The first half of the project has focused on the development and improvement of digital tools, sorting and recycling technologies, and eco-design and manufacturing of circular construction products. Now, ICEBERG partners are launching demonstrations on an industrial scale and we are working on breaking non-technical barriers, supporting policy formulation, standardization and awareness among stakeholders and society.
We are also starting to model the new businesses related to the new solutions and sharing the results with other researchers, industries and society.
In the month of October, the first public reports will be available on the project website and the participants will meet in Bilbao (Spain) for a three-day face-to-face General Assembly, where the progress made and other additional challenges will be presented.
The ICEBERG project works on a series of innovative solutions based on the circular economy that demonstrate the efficient recovery of valuable material resources from the generation of representative construction materials at the end of their useful life, it is funded by the European Union as part of the Program Horizon 2020 Research and Innovation Framework (contract 869336). Its objective is to address the recycling and recovery of some of the most common construction and demolition waste (C&D).
The objective of the project is to design, develop and validate innovative recycling systems and technologies that allow the production of high-value recovered materials that have a low level of impurities (less than 8%) and are safe. The validation will be carried out on an industrial scale through six case studies in different locations in Europe, covering the circularity of concrete, ceramics, wood, plaster, insulating foams and super-insulating materials. It also seeks to improve the reliability and acceptability of materials recycled from construction waste.

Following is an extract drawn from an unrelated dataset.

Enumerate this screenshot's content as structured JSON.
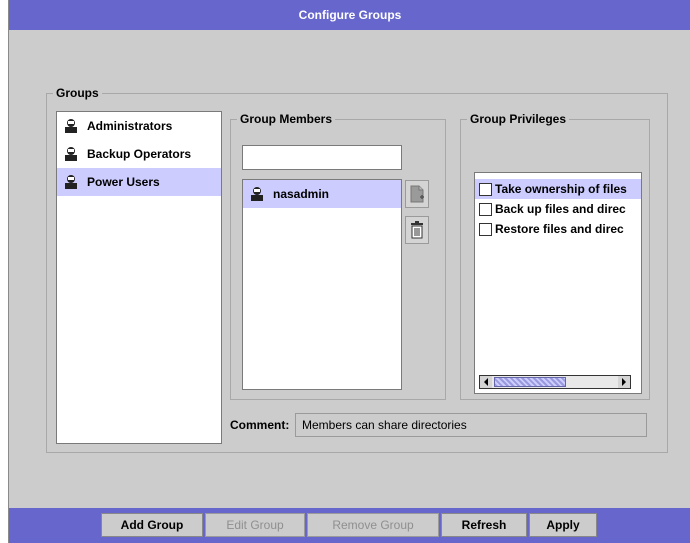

The project has a duration of four years and has a budget of 15.667.498 euros, of which the European Union contributes 12.997.935 euros. In the first half of the project, tools and technologies are being developed to improve the traceability, identification, separation, recycling and reuse of CDW materials. The second part of the project will be dedicated to demonstrating these solutions in six case studies, analyzing their economic and environmental impact and their impact on workers’ health.